*** STUDY MATERIAL Section Begins ***

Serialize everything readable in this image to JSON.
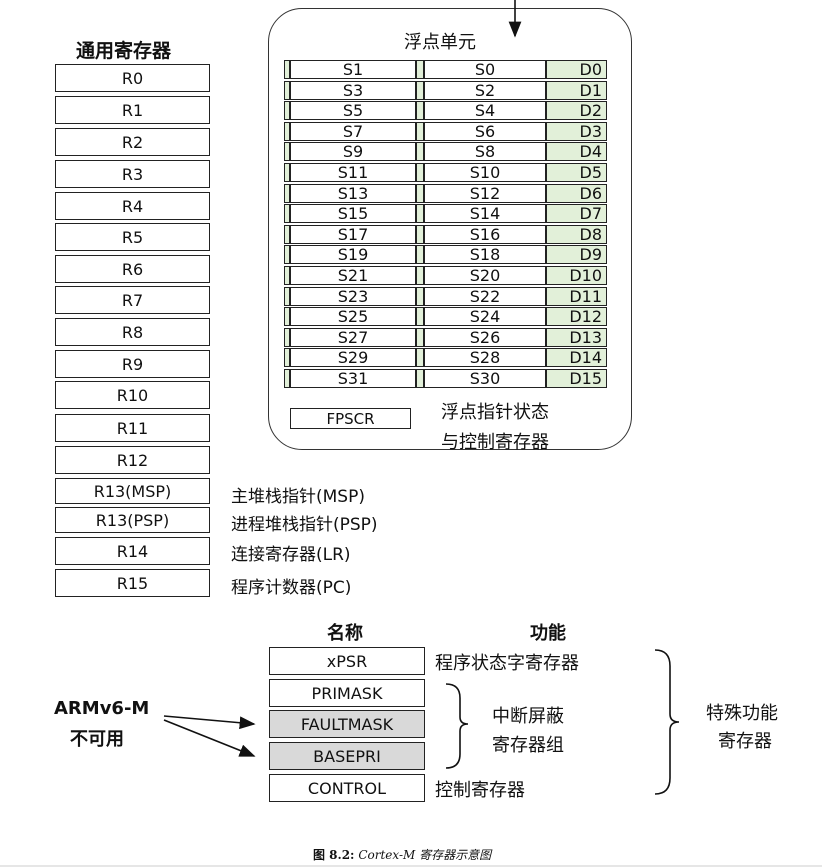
{
  "gpr": {
    "title": "通用寄存器",
    "registers": [
      "R0",
      "R1",
      "R2",
      "R3",
      "R4",
      "R5",
      "R6",
      "R7",
      "R8",
      "R9",
      "R10",
      "R11",
      "R12",
      "R13(MSP)",
      "R13(PSP)",
      "R14",
      "R15"
    ],
    "notes": {
      "msp": "主堆栈指针(MSP)",
      "psp": "进程堆栈指针(PSP)",
      "lr": "连接寄存器(LR)",
      "pc": "程序计数器(PC)"
    }
  },
  "fpu": {
    "title": "浮点单元",
    "rows": [
      {
        "odd": "S1",
        "even": "S0",
        "d": "D0"
      },
      {
        "odd": "S3",
        "even": "S2",
        "d": "D1"
      },
      {
        "odd": "S5",
        "even": "S4",
        "d": "D2"
      },
      {
        "odd": "S7",
        "even": "S6",
        "d": "D3"
      },
      {
        "odd": "S9",
        "even": "S8",
        "d": "D4"
      },
      {
        "odd": "S11",
        "even": "S10",
        "d": "D5"
      },
      {
        "odd": "S13",
        "even": "S12",
        "d": "D6"
      },
      {
        "odd": "S15",
        "even": "S14",
        "d": "D7"
      },
      {
        "odd": "S17",
        "even": "S16",
        "d": "D8"
      },
      {
        "odd": "S19",
        "even": "S18",
        "d": "D9"
      },
      {
        "odd": "S21",
        "even": "S20",
        "d": "D10"
      },
      {
        "odd": "S23",
        "even": "S22",
        "d": "D11"
      },
      {
        "odd": "S25",
        "even": "S24",
        "d": "D12"
      },
      {
        "odd": "S27",
        "even": "S26",
        "d": "D13"
      },
      {
        "odd": "S29",
        "even": "S28",
        "d": "D14"
      },
      {
        "odd": "S31",
        "even": "S30",
        "d": "D15"
      }
    ],
    "fpscr": "FPSCR",
    "fpscr_desc_1": "浮点指针状态",
    "fpscr_desc_2": "与控制寄存器"
  },
  "special": {
    "header_name": "名称",
    "header_function": "功能",
    "registers": [
      "xPSR",
      "PRIMASK",
      "FAULTMASK",
      "BASEPRI",
      "CONTROL"
    ],
    "xpsr_desc": "程序状态字寄存器",
    "control_desc": "控制寄存器",
    "interrupt_group_1": "中断屏蔽",
    "interrupt_group_2": "寄存器组",
    "special_1": "特殊功能",
    "special_2": "寄存器",
    "armv6_1": "ARMv6-M",
    "armv6_2": "不可用"
  },
  "caption": {
    "prefix": "图 8.2:",
    "text": "Cortex-M 寄存器示意图"
  },
  "colors": {
    "fpu_d_fill": "#e2f0d9",
    "armv6m_unavailable_fill": "#d9d9d9"
  }
}
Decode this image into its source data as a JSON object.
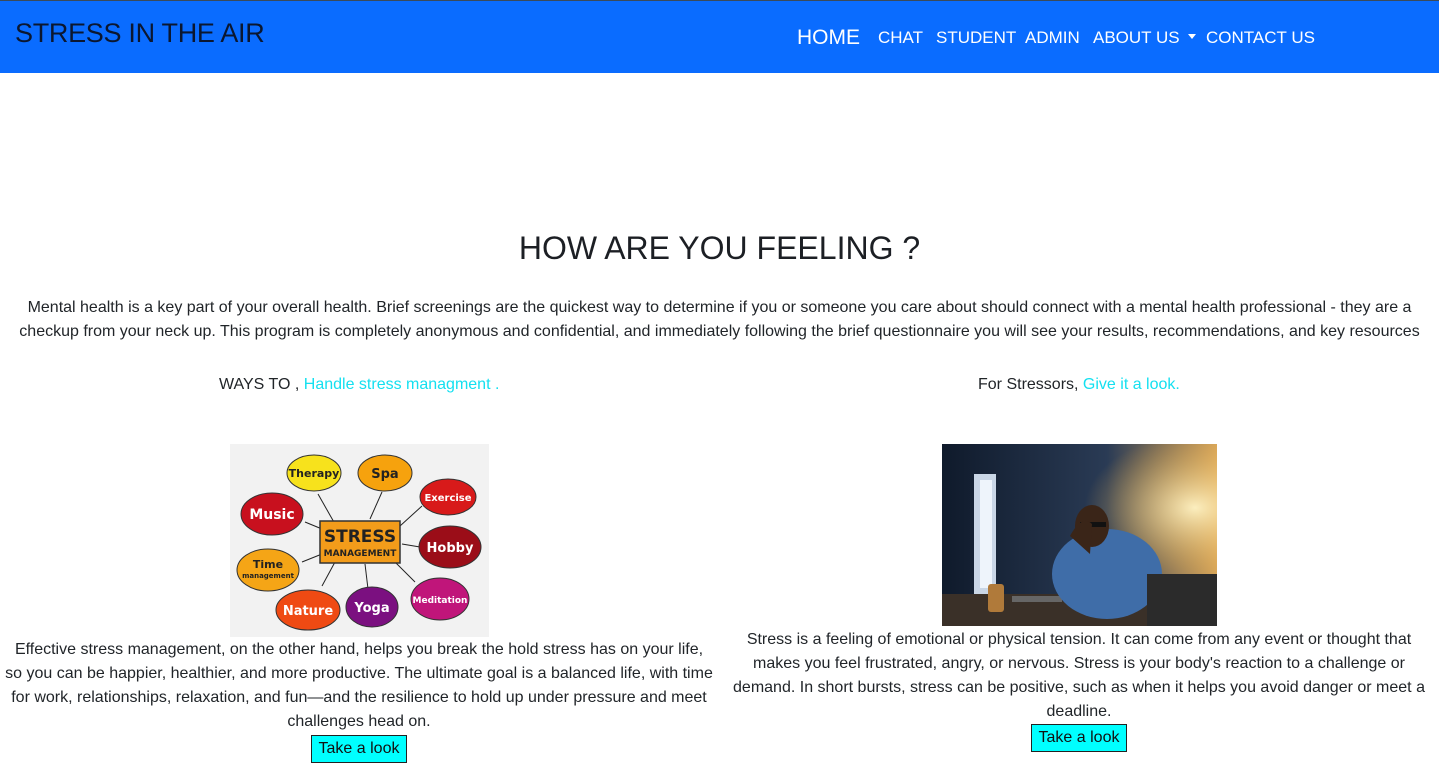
{
  "navbar": {
    "brand": "STRESS IN THE AIR",
    "items": [
      {
        "label": "HOME"
      },
      {
        "label": "CHAT"
      },
      {
        "label": "STUDENT"
      },
      {
        "label": "ADMIN"
      },
      {
        "label": "ABOUT US"
      },
      {
        "label": "CONTACT US"
      }
    ]
  },
  "main": {
    "heading": "HOW ARE YOU FEELING ?",
    "intro_line1": "Mental health is a key part of your overall health. Brief screenings are the quickest way to determine if you or someone you care about should connect with a mental health professional - they are a",
    "intro_line2": "checkup from your neck up. This program is completely anonymous and confidential, and immediately following the brief questionnaire you will see your results, recommendations, and key resources"
  },
  "left_card": {
    "prefix": "WAYS TO ,",
    "link": "Handle stress managment .",
    "image_words": {
      "center_title": "STRESS",
      "center_sub": "MANAGEMENT",
      "bubbles": [
        "Therapy",
        "Spa",
        "Exercise",
        "Music",
        "Hobby",
        "Time",
        "management",
        "Nature",
        "Yoga",
        "Meditation"
      ]
    },
    "text": "Effective stress management, on the other hand, helps you break the hold stress has on your life, so you can be happier, healthier, and more productive. The ultimate goal is a balanced life, with time for work, relationships, relaxation, and fun—and the resilience to hold up under pressure and meet challenges head on.",
    "button": "Take a look"
  },
  "right_card": {
    "prefix": "For Stressors,",
    "link": "Give it a look.",
    "text": "Stress is a feeling of emotional or physical tension. It can come from any event or thought that makes you feel frustrated, angry, or nervous. Stress is your body's reaction to a challenge or demand. In short bursts, stress can be positive, such as when it helps you avoid danger or meet a deadline.",
    "button": "Take a look"
  }
}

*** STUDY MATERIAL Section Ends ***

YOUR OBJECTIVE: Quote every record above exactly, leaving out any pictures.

EXERCISE OUTPUT:
Serialize everything readable in this image to JSON.
{
  "gpr": {
    "title": "通用寄存器",
    "registers": [
      "R0",
      "R1",
      "R2",
      "R3",
      "R4",
      "R5",
      "R6",
      "R7",
      "R8",
      "R9",
      "R10",
      "R11",
      "R12",
      "R13(MSP)",
      "R13(PSP)",
      "R14",
      "R15"
    ],
    "notes": {
      "msp": "主堆栈指针(MSP)",
      "psp": "进程堆栈指针(PSP)",
      "lr": "连接寄存器(LR)",
      "pc": "程序计数器(PC)"
    }
  },
  "fpu": {
    "title": "浮点单元",
    "rows": [
      {
        "odd": "S1",
        "even": "S0",
        "d": "D0"
      },
      {
        "odd": "S3",
        "even": "S2",
        "d": "D1"
      },
      {
        "odd": "S5",
        "even": "S4",
        "d": "D2"
      },
      {
        "odd": "S7",
        "even": "S6",
        "d": "D3"
      },
      {
        "odd": "S9",
        "even": "S8",
        "d": "D4"
      },
      {
        "odd": "S11",
        "even": "S10",
        "d": "D5"
      },
      {
        "odd": "S13",
        "even": "S12",
        "d": "D6"
      },
      {
        "odd": "S15",
        "even": "S14",
        "d": "D7"
      },
      {
        "odd": "S17",
        "even": "S16",
        "d": "D8"
      },
      {
        "odd": "S19",
        "even": "S18",
        "d": "D9"
      },
      {
        "odd": "S21",
        "even": "S20",
        "d": "D10"
      },
      {
        "odd": "S23",
        "even": "S22",
        "d": "D11"
      },
      {
        "odd": "S25",
        "even": "S24",
        "d": "D12"
      },
      {
        "odd": "S27",
        "even": "S26",
        "d": "D13"
      },
      {
        "odd": "S29",
        "even": "S28",
        "d": "D14"
      },
      {
        "odd": "S31",
        "even": "S30",
        "d": "D15"
      }
    ],
    "fpscr": "FPSCR",
    "fpscr_desc_1": "浮点指针状态",
    "fpscr_desc_2": "与控制寄存器"
  },
  "special": {
    "header_name": "名称",
    "header_function": "功能",
    "registers": [
      "xPSR",
      "PRIMASK",
      "FAULTMASK",
      "BASEPRI",
      "CONTROL"
    ],
    "xpsr_desc": "程序状态字寄存器",
    "control_desc": "控制寄存器",
    "interrupt_group_1": "中断屏蔽",
    "interrupt_group_2": "寄存器组",
    "special_1": "特殊功能",
    "special_2": "寄存器",
    "armv6_1": "ARMv6-M",
    "armv6_2": "不可用"
  },
  "caption": {
    "prefix": "图 8.2:",
    "text": "Cortex-M 寄存器示意图"
  },
  "colors": {
    "fpu_d_fill": "#e2f0d9",
    "armv6m_unavailable_fill": "#d9d9d9"
  }
}
Decode this image into its source data as a JSON object.
{
  "navbar": {
    "brand": "STRESS IN THE AIR",
    "items": [
      {
        "label": "HOME"
      },
      {
        "label": "CHAT"
      },
      {
        "label": "STUDENT"
      },
      {
        "label": "ADMIN"
      },
      {
        "label": "ABOUT US"
      },
      {
        "label": "CONTACT US"
      }
    ]
  },
  "main": {
    "heading": "HOW ARE YOU FEELING ?",
    "intro_line1": "Mental health is a key part of your overall health. Brief screenings are the quickest way to determine if you or someone you care about should connect with a mental health professional - they are a",
    "intro_line2": "checkup from your neck up. This program is completely anonymous and confidential, and immediately following the brief questionnaire you will see your results, recommendations, and key resources"
  },
  "left_card": {
    "prefix": "WAYS TO ,",
    "link": "Handle stress managment .",
    "image_words": {
      "center_title": "STRESS",
      "center_sub": "MANAGEMENT",
      "bubbles": [
        "Therapy",
        "Spa",
        "Exercise",
        "Music",
        "Hobby",
        "Time",
        "management",
        "Nature",
        "Yoga",
        "Meditation"
      ]
    },
    "text": "Effective stress management, on the other hand, helps you break the hold stress has on your life, so you can be happier, healthier, and more productive. The ultimate goal is a balanced life, with time for work, relationships, relaxation, and fun—and the resilience to hold up under pressure and meet challenges head on.",
    "button": "Take a look"
  },
  "right_card": {
    "prefix": "For Stressors,",
    "link": "Give it a look.",
    "text": "Stress is a feeling of emotional or physical tension. It can come from any event or thought that makes you feel frustrated, angry, or nervous. Stress is your body's reaction to a challenge or demand. In short bursts, stress can be positive, such as when it helps you avoid danger or meet a deadline.",
    "button": "Take a look"
  }
}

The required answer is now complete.